▶ **Aim of the task**:
What you give back should match the records word for word.

[Saved entries]
--- START ---

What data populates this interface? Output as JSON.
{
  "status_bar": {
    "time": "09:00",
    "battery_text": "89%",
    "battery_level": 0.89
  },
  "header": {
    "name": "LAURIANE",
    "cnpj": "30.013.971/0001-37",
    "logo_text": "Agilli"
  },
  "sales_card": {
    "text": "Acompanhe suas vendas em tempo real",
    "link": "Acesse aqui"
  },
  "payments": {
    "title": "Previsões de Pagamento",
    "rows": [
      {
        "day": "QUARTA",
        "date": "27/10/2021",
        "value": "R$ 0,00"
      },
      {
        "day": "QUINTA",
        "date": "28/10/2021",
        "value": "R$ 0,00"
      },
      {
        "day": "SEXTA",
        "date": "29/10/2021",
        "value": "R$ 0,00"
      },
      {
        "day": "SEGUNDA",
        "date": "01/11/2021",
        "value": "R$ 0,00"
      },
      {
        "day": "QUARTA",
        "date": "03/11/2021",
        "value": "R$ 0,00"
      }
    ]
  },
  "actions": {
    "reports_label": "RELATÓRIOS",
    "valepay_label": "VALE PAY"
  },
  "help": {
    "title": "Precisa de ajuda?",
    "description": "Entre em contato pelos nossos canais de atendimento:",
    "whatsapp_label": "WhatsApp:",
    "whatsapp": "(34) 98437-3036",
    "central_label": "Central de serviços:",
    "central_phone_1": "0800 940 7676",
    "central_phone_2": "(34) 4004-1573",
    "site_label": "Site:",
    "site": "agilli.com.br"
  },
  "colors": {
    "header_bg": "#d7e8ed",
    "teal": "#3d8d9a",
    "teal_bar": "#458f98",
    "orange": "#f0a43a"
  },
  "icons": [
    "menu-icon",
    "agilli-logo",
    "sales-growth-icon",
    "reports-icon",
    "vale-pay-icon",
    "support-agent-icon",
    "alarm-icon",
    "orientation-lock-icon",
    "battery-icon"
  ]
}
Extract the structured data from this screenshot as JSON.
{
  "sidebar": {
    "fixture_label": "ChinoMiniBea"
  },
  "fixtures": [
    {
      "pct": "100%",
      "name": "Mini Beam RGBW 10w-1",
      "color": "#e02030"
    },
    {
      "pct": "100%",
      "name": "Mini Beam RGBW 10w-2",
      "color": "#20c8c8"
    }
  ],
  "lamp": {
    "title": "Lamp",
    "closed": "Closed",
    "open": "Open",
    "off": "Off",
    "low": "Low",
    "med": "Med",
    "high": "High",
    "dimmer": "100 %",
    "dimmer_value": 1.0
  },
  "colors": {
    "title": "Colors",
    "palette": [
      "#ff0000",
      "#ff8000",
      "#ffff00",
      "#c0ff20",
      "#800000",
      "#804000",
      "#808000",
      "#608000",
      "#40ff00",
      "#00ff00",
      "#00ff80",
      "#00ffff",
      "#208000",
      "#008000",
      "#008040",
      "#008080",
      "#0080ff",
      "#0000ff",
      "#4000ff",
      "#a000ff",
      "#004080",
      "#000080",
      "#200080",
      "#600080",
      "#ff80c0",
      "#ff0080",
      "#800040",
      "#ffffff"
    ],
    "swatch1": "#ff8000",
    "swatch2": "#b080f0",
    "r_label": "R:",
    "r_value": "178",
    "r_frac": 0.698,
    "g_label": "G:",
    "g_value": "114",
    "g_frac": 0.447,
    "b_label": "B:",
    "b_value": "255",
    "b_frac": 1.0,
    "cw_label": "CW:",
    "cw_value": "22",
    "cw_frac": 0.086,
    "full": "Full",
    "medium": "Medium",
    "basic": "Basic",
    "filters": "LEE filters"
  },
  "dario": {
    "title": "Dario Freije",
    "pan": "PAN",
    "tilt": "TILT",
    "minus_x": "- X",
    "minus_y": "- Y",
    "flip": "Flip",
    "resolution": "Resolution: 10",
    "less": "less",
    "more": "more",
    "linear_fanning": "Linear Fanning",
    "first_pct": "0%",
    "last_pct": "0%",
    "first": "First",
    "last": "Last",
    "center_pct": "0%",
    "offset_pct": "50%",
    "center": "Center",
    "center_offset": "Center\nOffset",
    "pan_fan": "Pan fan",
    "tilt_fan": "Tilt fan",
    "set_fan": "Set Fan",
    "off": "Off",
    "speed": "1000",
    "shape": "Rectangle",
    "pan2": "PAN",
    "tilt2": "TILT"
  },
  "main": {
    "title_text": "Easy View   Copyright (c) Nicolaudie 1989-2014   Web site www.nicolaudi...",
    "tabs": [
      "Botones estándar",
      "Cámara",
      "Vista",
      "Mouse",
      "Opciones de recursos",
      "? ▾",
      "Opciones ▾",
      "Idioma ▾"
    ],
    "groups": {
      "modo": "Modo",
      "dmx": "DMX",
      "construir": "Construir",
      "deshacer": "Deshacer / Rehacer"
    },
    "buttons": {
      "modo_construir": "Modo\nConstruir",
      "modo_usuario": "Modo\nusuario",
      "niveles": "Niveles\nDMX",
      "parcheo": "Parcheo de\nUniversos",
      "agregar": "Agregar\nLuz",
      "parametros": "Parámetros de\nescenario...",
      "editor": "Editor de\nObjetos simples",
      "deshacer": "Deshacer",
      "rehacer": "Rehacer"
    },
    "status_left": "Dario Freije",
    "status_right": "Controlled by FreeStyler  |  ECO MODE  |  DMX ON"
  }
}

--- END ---

▶ **Result for this task**:
What data populates this interface? Output as JSON.
{
  "status_bar": {
    "time": "09:00",
    "battery_text": "89%",
    "battery_level": 0.89
  },
  "header": {
    "name": "LAURIANE",
    "cnpj": "30.013.971/0001-37",
    "logo_text": "Agilli"
  },
  "sales_card": {
    "text": "Acompanhe suas vendas em tempo real",
    "link": "Acesse aqui"
  },
  "payments": {
    "title": "Previsões de Pagamento",
    "rows": [
      {
        "day": "QUARTA",
        "date": "27/10/2021",
        "value": "R$ 0,00"
      },
      {
        "day": "QUINTA",
        "date": "28/10/2021",
        "value": "R$ 0,00"
      },
      {
        "day": "SEXTA",
        "date": "29/10/2021",
        "value": "R$ 0,00"
      },
      {
        "day": "SEGUNDA",
        "date": "01/11/2021",
        "value": "R$ 0,00"
      },
      {
        "day": "QUARTA",
        "date": "03/11/2021",
        "value": "R$ 0,00"
      }
    ]
  },
  "actions": {
    "reports_label": "RELATÓRIOS",
    "valepay_label": "VALE PAY"
  },
  "help": {
    "title": "Precisa de ajuda?",
    "description": "Entre em contato pelos nossos canais de atendimento:",
    "whatsapp_label": "WhatsApp:",
    "whatsapp": "(34) 98437-3036",
    "central_label": "Central de serviços:",
    "central_phone_1": "0800 940 7676",
    "central_phone_2": "(34) 4004-1573",
    "site_label": "Site:",
    "site": "agilli.com.br"
  },
  "colors": {
    "header_bg": "#d7e8ed",
    "teal": "#3d8d9a",
    "teal_bar": "#458f98",
    "orange": "#f0a43a"
  },
  "icons": [
    "menu-icon",
    "agilli-logo",
    "sales-growth-icon",
    "reports-icon",
    "vale-pay-icon",
    "support-agent-icon",
    "alarm-icon",
    "orientation-lock-icon",
    "battery-icon"
  ]
}
Extract the structured data from this screenshot as JSON.
{
  "sidebar": {
    "fixture_label": "ChinoMiniBea"
  },
  "fixtures": [
    {
      "pct": "100%",
      "name": "Mini Beam RGBW 10w-1",
      "color": "#e02030"
    },
    {
      "pct": "100%",
      "name": "Mini Beam RGBW 10w-2",
      "color": "#20c8c8"
    }
  ],
  "lamp": {
    "title": "Lamp",
    "closed": "Closed",
    "open": "Open",
    "off": "Off",
    "low": "Low",
    "med": "Med",
    "high": "High",
    "dimmer": "100 %",
    "dimmer_value": 1.0
  },
  "colors": {
    "title": "Colors",
    "palette": [
      "#ff0000",
      "#ff8000",
      "#ffff00",
      "#c0ff20",
      "#800000",
      "#804000",
      "#808000",
      "#608000",
      "#40ff00",
      "#00ff00",
      "#00ff80",
      "#00ffff",
      "#208000",
      "#008000",
      "#008040",
      "#008080",
      "#0080ff",
      "#0000ff",
      "#4000ff",
      "#a000ff",
      "#004080",
      "#000080",
      "#200080",
      "#600080",
      "#ff80c0",
      "#ff0080",
      "#800040",
      "#ffffff"
    ],
    "swatch1": "#ff8000",
    "swatch2": "#b080f0",
    "r_label": "R:",
    "r_value": "178",
    "r_frac": 0.698,
    "g_label": "G:",
    "g_value": "114",
    "g_frac": 0.447,
    "b_label": "B:",
    "b_value": "255",
    "b_frac": 1.0,
    "cw_label": "CW:",
    "cw_value": "22",
    "cw_frac": 0.086,
    "full": "Full",
    "medium": "Medium",
    "basic": "Basic",
    "filters": "LEE filters"
  },
  "dario": {
    "title": "Dario Freije",
    "pan": "PAN",
    "tilt": "TILT",
    "minus_x": "- X",
    "minus_y": "- Y",
    "flip": "Flip",
    "resolution": "Resolution: 10",
    "less": "less",
    "more": "more",
    "linear_fanning": "Linear Fanning",
    "first_pct": "0%",
    "last_pct": "0%",
    "first": "First",
    "last": "Last",
    "center_pct": "0%",
    "offset_pct": "50%",
    "center": "Center",
    "center_offset": "Center\nOffset",
    "pan_fan": "Pan fan",
    "tilt_fan": "Tilt fan",
    "set_fan": "Set Fan",
    "off": "Off",
    "speed": "1000",
    "shape": "Rectangle",
    "pan2": "PAN",
    "tilt2": "TILT"
  },
  "main": {
    "title_text": "Easy View   Copyright (c) Nicolaudie 1989-2014   Web site www.nicolaudi...",
    "tabs": [
      "Botones estándar",
      "Cámara",
      "Vista",
      "Mouse",
      "Opciones de recursos",
      "? ▾",
      "Opciones ▾",
      "Idioma ▾"
    ],
    "groups": {
      "modo": "Modo",
      "dmx": "DMX",
      "construir": "Construir",
      "deshacer": "Deshacer / Rehacer"
    },
    "buttons": {
      "modo_construir": "Modo\nConstruir",
      "modo_usuario": "Modo\nusuario",
      "niveles": "Niveles\nDMX",
      "parcheo": "Parcheo de\nUniversos",
      "agregar": "Agregar\nLuz",
      "parametros": "Parámetros de\nescenario...",
      "editor": "Editor de\nObjetos simples",
      "deshacer": "Deshacer",
      "rehacer": "Rehacer"
    },
    "status_left": "Dario Freije",
    "status_right": "Controlled by FreeStyler  |  ECO MODE  |  DMX ON"
  }
}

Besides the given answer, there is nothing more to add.